Technology Supports Wildfire Resilience
By Max Dorfman, Research Writer, Triple-I
As risks evolve, so must technologies for mitigation and response. Over 58,000 wildfires burned in the U.S. last year, engulfing over 8.7 million acres. With this costly risk only increasing, companies are racing to improve fire resilience methods.
Flyreel applies artificial intelligence (AI) to home inspections using remote interior and exterior property scans. Flyreel’s Property Assistant solution detects features that contribute to wildfire risk — including exterior construction materials and vegetation growth near the home — using insurance-specific compute-vision models. It also can provide ground-level images and videos to help identify additional risks, including storage of materials under porches and decks, house vent coverings, and other risk factors.
In the event of a loss, Flyreel provides a pre-loss record that includes videos and pictures to streamline the claims process.
Remote inspection techniques have become particularly important during COVID-19 with the need to maintain social distance. Earlier this year, Flyreel teamed up with Openly, which offers homeowners insurance through independent agents. Openly lets homeowners perform self-inspections through Flyreel’s AI tools, video, and a chatbot.
Detailed imaging to inform upgrades
Another company, Firemaps, uses drones to create detailed 3-D renderings of a building. The homeowner then gets a list of suggestions, including areas that urgently need to be fixed and those that can wait.
“Most of the homes in high-risk areas in California are not constructed to withstand wildfires,” said Dr. Rebecca Miller, a postdoctoral scholar with the West on Fire Project at the Huntington-USC Institute on California and the West. Typically, only newer California homes are built with wildfires in mind.
Since 2017, California experienced its eight largest wildfires in history, according to the California Department of Forestry and Fire Protection. As a result, decisions by insurers not to renew policies in high-risk areas are on the rise.
Insurance companies and local fire departments are increasingly asking communities in California to retrofit their homes, but this is a complex, expensive process. This is the gap that FireMaps aspires to bridge, says Jahan Khanna, a former Uber executive and Firemaps co-founder.
Drones in firefighting
Private start-ups aren’t the only organizations using drones. Despite mixed experiences early on, drones are making their way into firefighters’ toolkits.
Drones actually used to present a hazard to firefighters, with individuals flying them over blazes. The past few years have seen multiple reports of drone pilots interfering with fire suppression. In 2019, a private drone over the Coldwater fire in Arizona’s Coconino National Forest made officials fighting the fire stop their operations. Additionally, manned aircraft fighting the fires were at risk of hitting drones.
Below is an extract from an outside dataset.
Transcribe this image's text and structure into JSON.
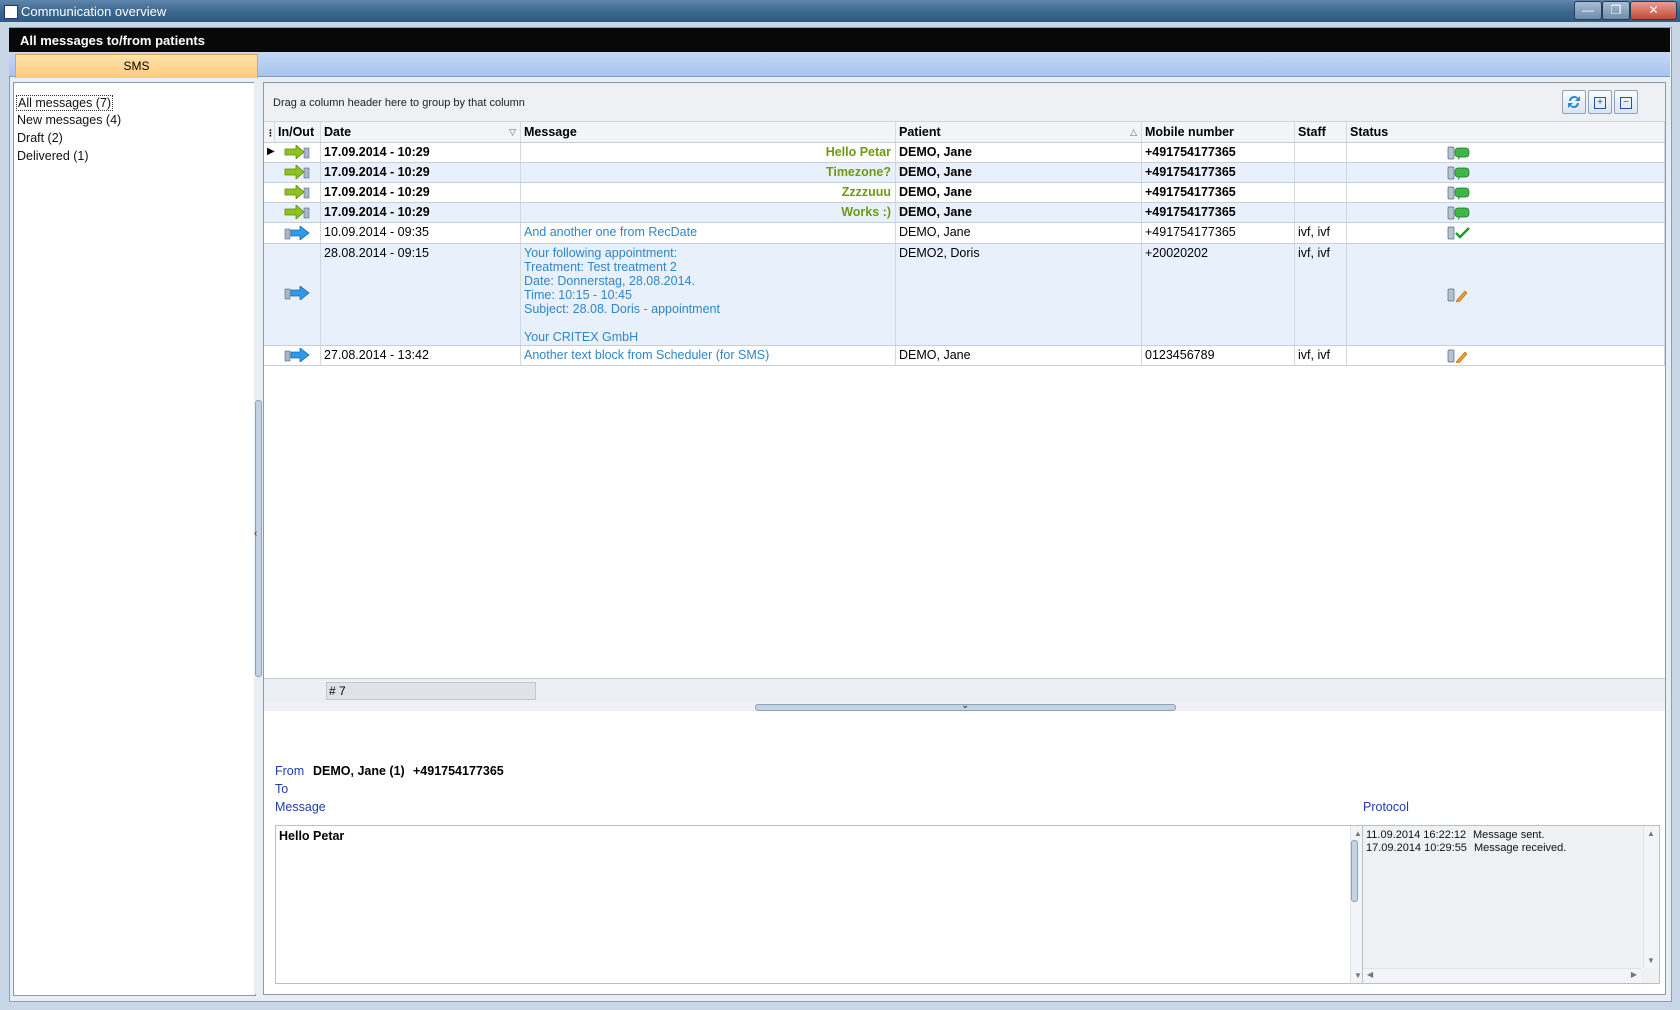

However, drones are now being used much as manned aircraft were previously—with some added advantages. With the right pilot, drones can be flown correctly and are more maneuverable than manned helicopters or fixed-wingaircraft. They can also provide aerial shots, helping collected data for monitoring and combating fires. Additional cameras like 4K—which has two times the resolution of HD—and infrared enhance firefighters’ situational awareness.
Their success so far has made some predict that their use will only increase, with the possibility that thousands of drones may one day help manned aerial vehicles make water and retardant drops. Indeed, although communities and individuals continue to be threatened with disasters associated with climate change, these technologies—which only continue to improve—promise ways for adaptation.
Detection, warning, and suppression
During 2020 – a year that saw one of the worst wildfire seasons on record – Church Mutual’s CM Wildfire Solutions was credited with saving more than $124 million in total insured value.
Wildfire activity in California was far above the five-year average last year, including five of the six largest wildfires in the state’s history. Colorado experienced the three largest wildfires in state history as well.
Church Mutual works with RedZone, which tracks and analyzes wildfires using artificial intelligence technology. The insurer has access to RedZone’s maps and data through a dashboard that is integrated with its policy administration system to show the insured locations on the fire map.
RedZone alerts Church Mutual when any of its policyholders’ properties appear to be in the path of a fire. The CM Wildfire Solutions team then evaluates the situation and sends an alert to the affected policyholders, letting them know they could be in danger.
Church Mutual continues to communicate with the customer and the broker and decides whether and when to deploy a fire suppression team. Church Mutual said it received more than 330 alerts from RedZone throughout the 2020 fire season, of which 23 resulted in a deployment. Deployed crews protect the insured property from the oncoming wildfire. This can include spraying fire-retardant onto the structures at risk.
Church Mutual said the program costs it $1 million to run.
“If you spend $1 million to save $124 million, that’s a pretty darn good return on investment,” said Rich Poirier, Church Mutual president and CEO.